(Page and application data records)
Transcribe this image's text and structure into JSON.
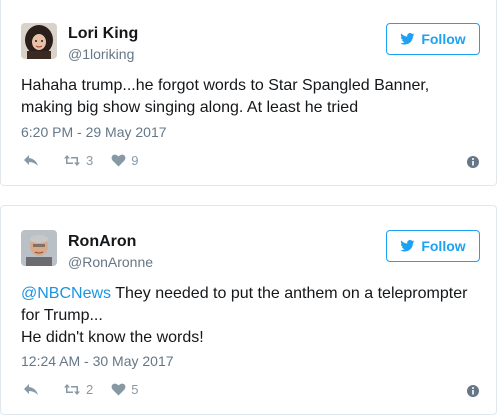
{
  "tweets": [
    {
      "name": "Lori King",
      "handle": "@1loriking",
      "follow_label": "Follow",
      "text_lines": [
        "Hahaha trump...he forgot words to Star Spangled Banner,",
        "making big show singing along. At least he tried"
      ],
      "timestamp": "6:20 PM - 29 May 2017",
      "retweets": "3",
      "likes": "9"
    },
    {
      "name": "RonAron",
      "handle": "@RonAronne",
      "follow_label": "Follow",
      "mention": "@NBCNews",
      "text_first": " They needed to put the anthem on a teleprompter",
      "text_lines": [
        "for Trump...",
        "He didn't know the words!"
      ],
      "timestamp": "12:24 AM - 30 May 2017",
      "retweets": "2",
      "likes": "5"
    }
  ],
  "colors": {
    "twitter_blue": "#1da1f2",
    "link_blue": "#1b95e0",
    "text": "#14171a",
    "muted": "#657786",
    "action_gray": "#8899a6"
  },
  "icons": {
    "follow": "twitter-bird-icon",
    "reply": "reply-icon",
    "retweet": "retweet-icon",
    "like": "heart-icon",
    "more": "info-icon"
  }
}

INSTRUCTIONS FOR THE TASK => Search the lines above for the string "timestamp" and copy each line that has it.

FINISHED TASK =>
      "timestamp": "6:20 PM - 29 May 2017",
      "timestamp": "12:24 AM - 30 May 2017",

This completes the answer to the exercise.